Scottish Green MSPs, however, are understood to not be expected to attend for ordinary business. Scottish Labour is yet to settle on a position, which could put them at odds with their trade union supporters.
Members of the PCS union are taking part in industrial action on Wednesday, with workers at the Scottish Parliament among those expected to be involved in the walkout. The Parliament will be closed to the public on that day, with only those with a security pass able to access the building.
However, business in the chamber and in committees will continue, with portfolio questions on the constitution, external affairs and culture, and justice and veterans briefs.
The Scottish Government will also lead on a debate on the consultation on electoral reform. However, there will be no access to the public galleries, tours of the building will not take place on the day and the public cafe will be closed. Access arrangements will return to normal on Thursday.
It is understood Scottish Green MSPs will not be expected to attend, allowing them to avoid crossing the picket line and stay away from the Parliament in solidarity with the striking workers.
Scottish Labour is understood to have not yet settled on an approach, but the starting point for the party is to not cross picket lines. The final decision of whether MSPs will attend will be taken once business is finalised and after potential discussion with the PCS union.
However, a letter sent by Monica Lennon, the convenor of the Scottish Labour Trade Union group, expressed their opposition to business being conducted in Parliament during the strike. The letter urged the Parliament to reconsider its approach to avoid “unintended consequences” on staff who are still required to work.
The SNP, which has a strong pro-right to strike policy, will ask MSPs to cross the picket line.
An SNP spokesperson said: "While the SNP recognises and respects the right to strike, the business of government and parliament will continue as normal.”
A Scottish Conservative spokesperson said: “We respect the decision by Scottish Parliament workers to go on strike on Wednesday, but equally hope that resolution can urgently be found to avoid future disruptive industrial action. There is a duty for everyone involved to get back round the table as soon as possible to find a positive solution to this dispute.

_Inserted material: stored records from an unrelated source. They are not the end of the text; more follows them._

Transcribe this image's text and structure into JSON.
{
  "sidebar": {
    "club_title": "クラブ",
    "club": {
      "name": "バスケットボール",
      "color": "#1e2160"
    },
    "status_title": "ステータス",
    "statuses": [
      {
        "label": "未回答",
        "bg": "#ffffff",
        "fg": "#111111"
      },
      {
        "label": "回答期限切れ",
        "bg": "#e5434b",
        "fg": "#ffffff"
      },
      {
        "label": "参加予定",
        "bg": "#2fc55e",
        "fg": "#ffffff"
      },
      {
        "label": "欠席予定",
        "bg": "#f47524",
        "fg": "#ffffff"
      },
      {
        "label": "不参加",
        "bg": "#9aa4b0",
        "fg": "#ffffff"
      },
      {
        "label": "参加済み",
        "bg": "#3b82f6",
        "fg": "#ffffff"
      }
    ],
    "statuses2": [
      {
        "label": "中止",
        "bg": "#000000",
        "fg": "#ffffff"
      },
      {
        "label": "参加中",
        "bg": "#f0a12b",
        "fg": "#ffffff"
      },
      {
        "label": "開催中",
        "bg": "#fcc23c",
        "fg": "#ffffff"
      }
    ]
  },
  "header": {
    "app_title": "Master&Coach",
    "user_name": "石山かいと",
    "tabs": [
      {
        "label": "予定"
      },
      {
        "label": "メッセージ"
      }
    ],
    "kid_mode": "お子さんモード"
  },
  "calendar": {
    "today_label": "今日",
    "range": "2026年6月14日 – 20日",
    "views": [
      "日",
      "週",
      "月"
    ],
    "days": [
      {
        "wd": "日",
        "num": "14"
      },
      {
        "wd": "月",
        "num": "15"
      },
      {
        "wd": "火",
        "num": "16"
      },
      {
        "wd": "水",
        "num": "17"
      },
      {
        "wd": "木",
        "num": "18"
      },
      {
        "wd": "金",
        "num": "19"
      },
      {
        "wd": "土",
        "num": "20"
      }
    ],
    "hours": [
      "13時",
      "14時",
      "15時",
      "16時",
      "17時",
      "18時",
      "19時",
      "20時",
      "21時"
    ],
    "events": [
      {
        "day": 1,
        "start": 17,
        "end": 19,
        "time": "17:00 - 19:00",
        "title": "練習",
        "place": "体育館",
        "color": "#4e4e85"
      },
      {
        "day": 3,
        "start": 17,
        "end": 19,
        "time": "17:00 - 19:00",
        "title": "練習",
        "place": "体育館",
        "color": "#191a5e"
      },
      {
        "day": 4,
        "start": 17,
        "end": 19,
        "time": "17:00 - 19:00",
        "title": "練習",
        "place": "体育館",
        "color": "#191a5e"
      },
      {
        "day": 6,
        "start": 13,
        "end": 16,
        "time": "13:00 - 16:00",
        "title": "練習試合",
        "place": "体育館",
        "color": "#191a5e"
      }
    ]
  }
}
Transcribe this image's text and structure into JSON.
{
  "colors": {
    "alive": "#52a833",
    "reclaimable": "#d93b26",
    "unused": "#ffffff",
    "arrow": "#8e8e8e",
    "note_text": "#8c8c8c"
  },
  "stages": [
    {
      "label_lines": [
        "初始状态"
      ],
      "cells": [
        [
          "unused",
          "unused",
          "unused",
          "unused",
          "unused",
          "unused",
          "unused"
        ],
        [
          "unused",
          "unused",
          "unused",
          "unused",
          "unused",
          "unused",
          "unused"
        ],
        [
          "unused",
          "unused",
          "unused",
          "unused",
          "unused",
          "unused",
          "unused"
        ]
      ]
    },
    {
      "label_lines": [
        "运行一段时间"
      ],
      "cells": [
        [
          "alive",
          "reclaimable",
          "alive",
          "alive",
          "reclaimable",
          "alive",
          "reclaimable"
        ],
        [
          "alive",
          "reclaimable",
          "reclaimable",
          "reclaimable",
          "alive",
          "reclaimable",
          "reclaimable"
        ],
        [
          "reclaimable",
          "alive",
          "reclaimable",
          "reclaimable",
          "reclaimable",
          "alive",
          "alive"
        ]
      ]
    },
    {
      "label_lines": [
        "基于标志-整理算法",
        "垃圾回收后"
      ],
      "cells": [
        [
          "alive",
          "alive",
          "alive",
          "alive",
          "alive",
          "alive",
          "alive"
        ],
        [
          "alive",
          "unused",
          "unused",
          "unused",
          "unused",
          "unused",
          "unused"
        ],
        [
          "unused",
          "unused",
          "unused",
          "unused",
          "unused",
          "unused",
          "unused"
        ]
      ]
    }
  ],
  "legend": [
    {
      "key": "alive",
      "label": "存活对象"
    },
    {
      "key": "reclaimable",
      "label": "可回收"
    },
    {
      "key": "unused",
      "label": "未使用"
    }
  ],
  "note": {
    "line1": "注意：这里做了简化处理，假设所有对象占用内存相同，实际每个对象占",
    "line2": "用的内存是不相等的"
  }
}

“However, constituents rightly expect our MSPs to represent them in important parliamentary business and holding the SNP-Green Government to account, and they will be in attendance on Wednesday.”
Alexander Burnett, the Tory chief whip, also hit out at “breath-taking, self-serving hypocrisy” from co-leaders of the Scottish Greens, Patrick Harvie and Lorna Slater, after they did not vote in a motion about the strike earlier in the week.

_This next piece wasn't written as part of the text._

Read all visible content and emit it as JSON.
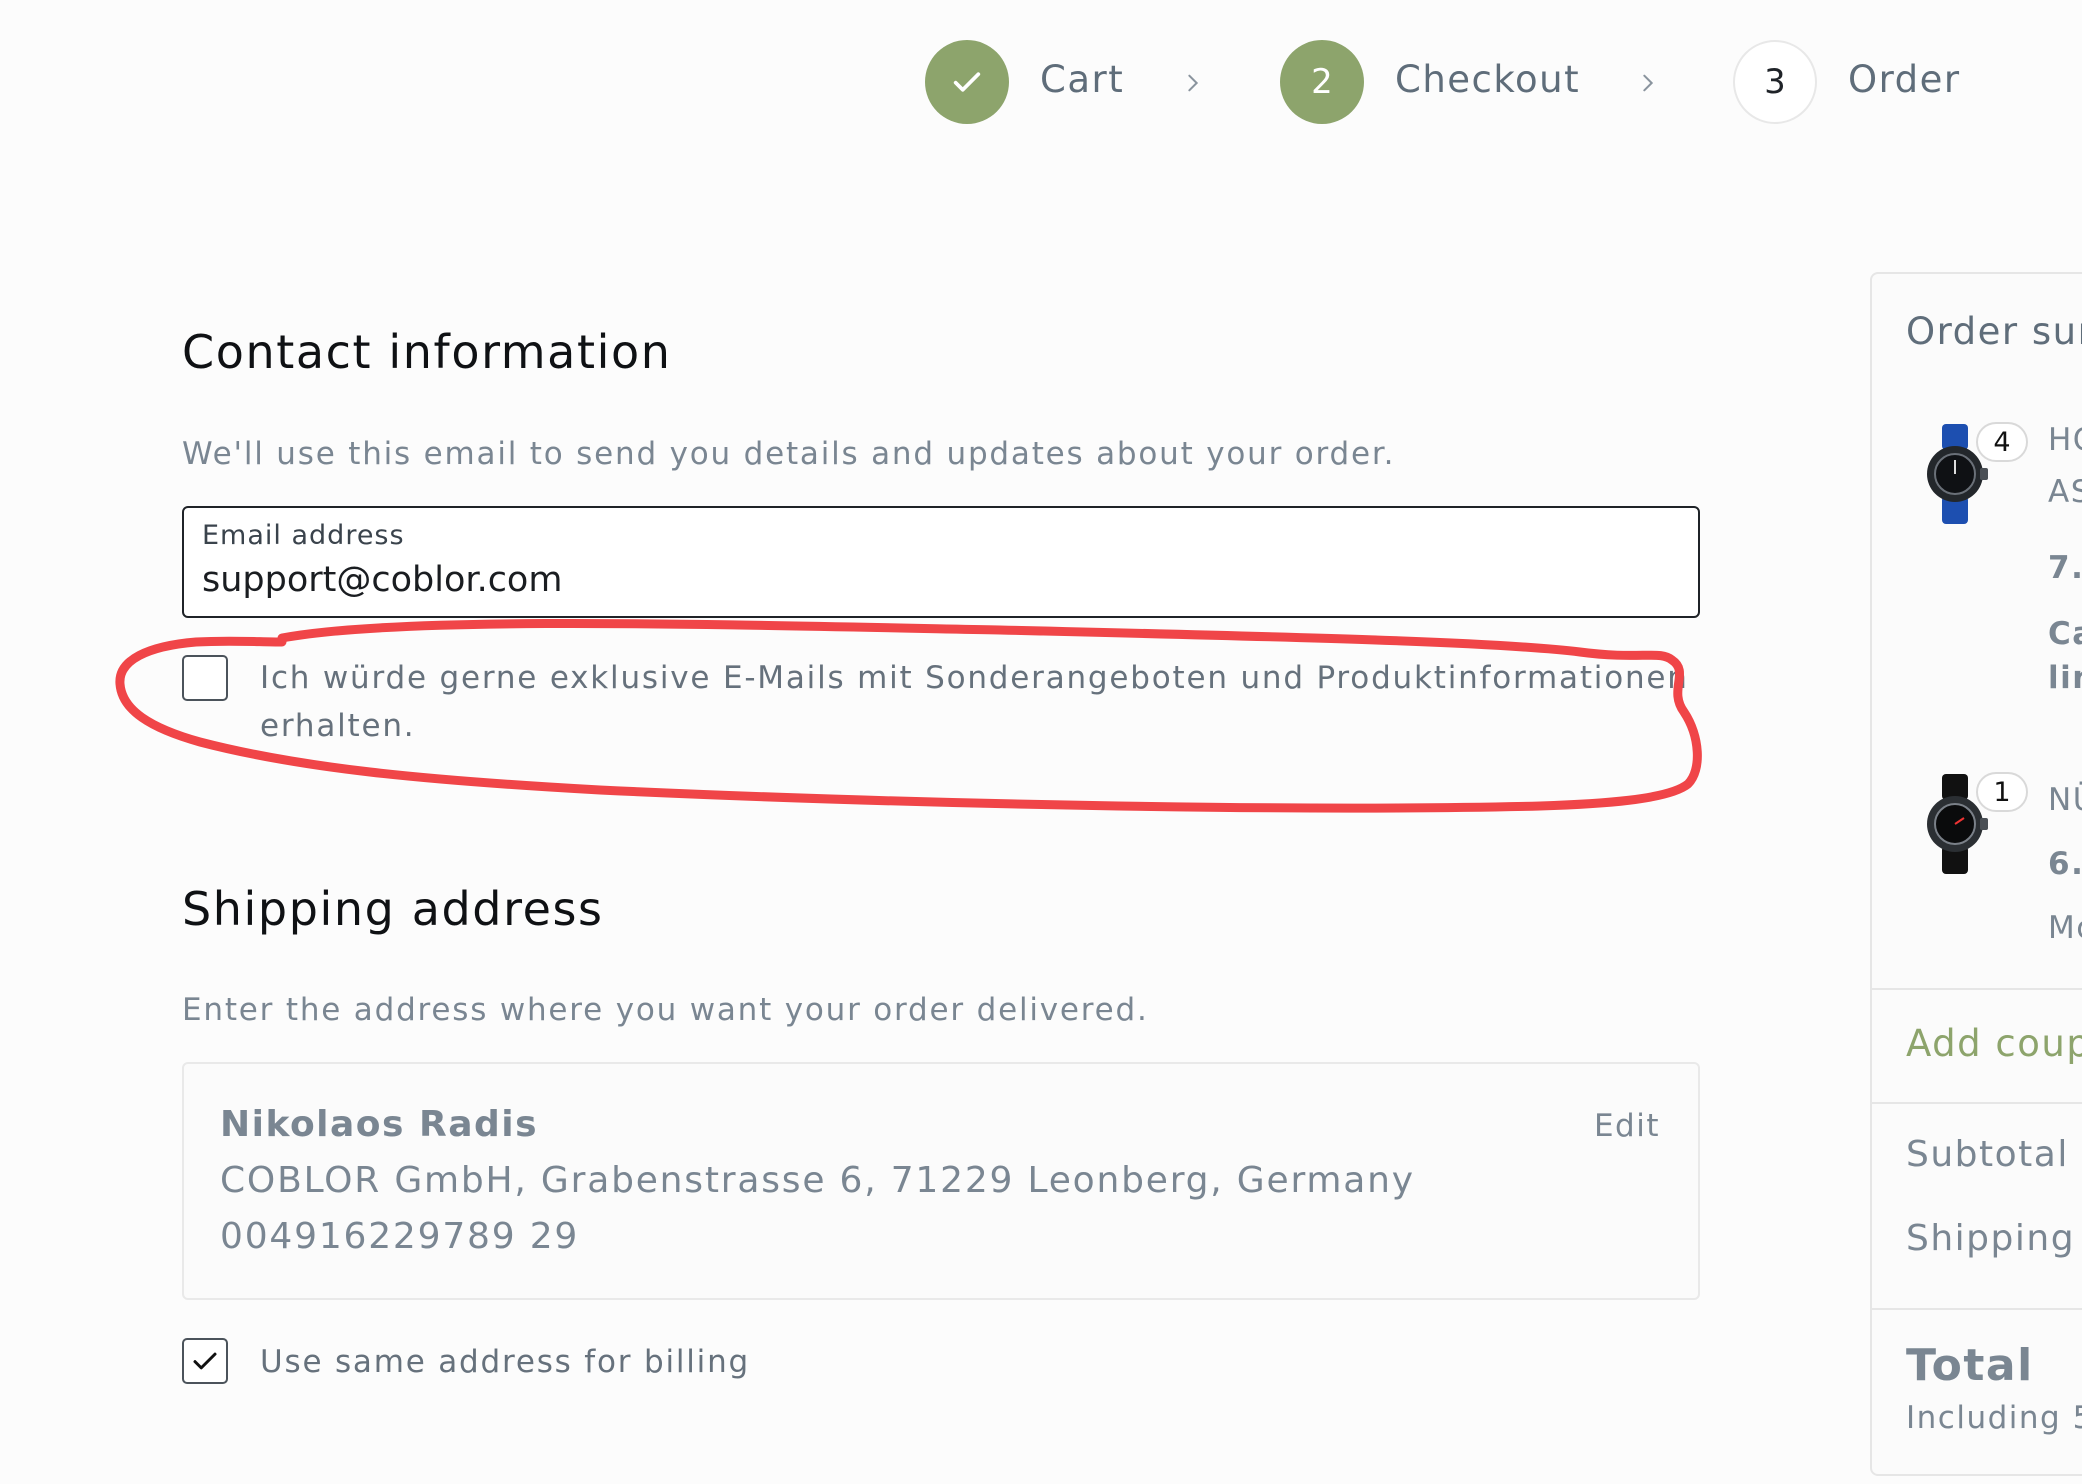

He said: “Every Green MSP, except the two of them, voted against this motion – presumably out of solidarity with those striking. But when push came to shove, these members of the SNP-Green Government decided that their salaries and position as ministers were more important than any point of principle.
“That’s in keeping with the way their party has abandoned any pretence that it’s interested in the environment or any of the things it claims to stand for. The only things the Green party leaders believe in, judging by their actions, are a swanky job, a larger pay check and shoring up the SNP.”
A spokesperson for the Scottish Greens responded: “The Tories with their authoritarian, anti-union and shameful war on working people are the very reason millions will go on strike this Wednesday.
“Our Ministers Patrick Harvie and Lorna Slater can – and do – vote against the Government on issues which are excluded from the Bute House Agreement, as they did this week.
“As a group, the Scottish Greens do not support the scheduling of business on a strike day, will not cross picket lines and need no lectures on solidarity from the Tories.”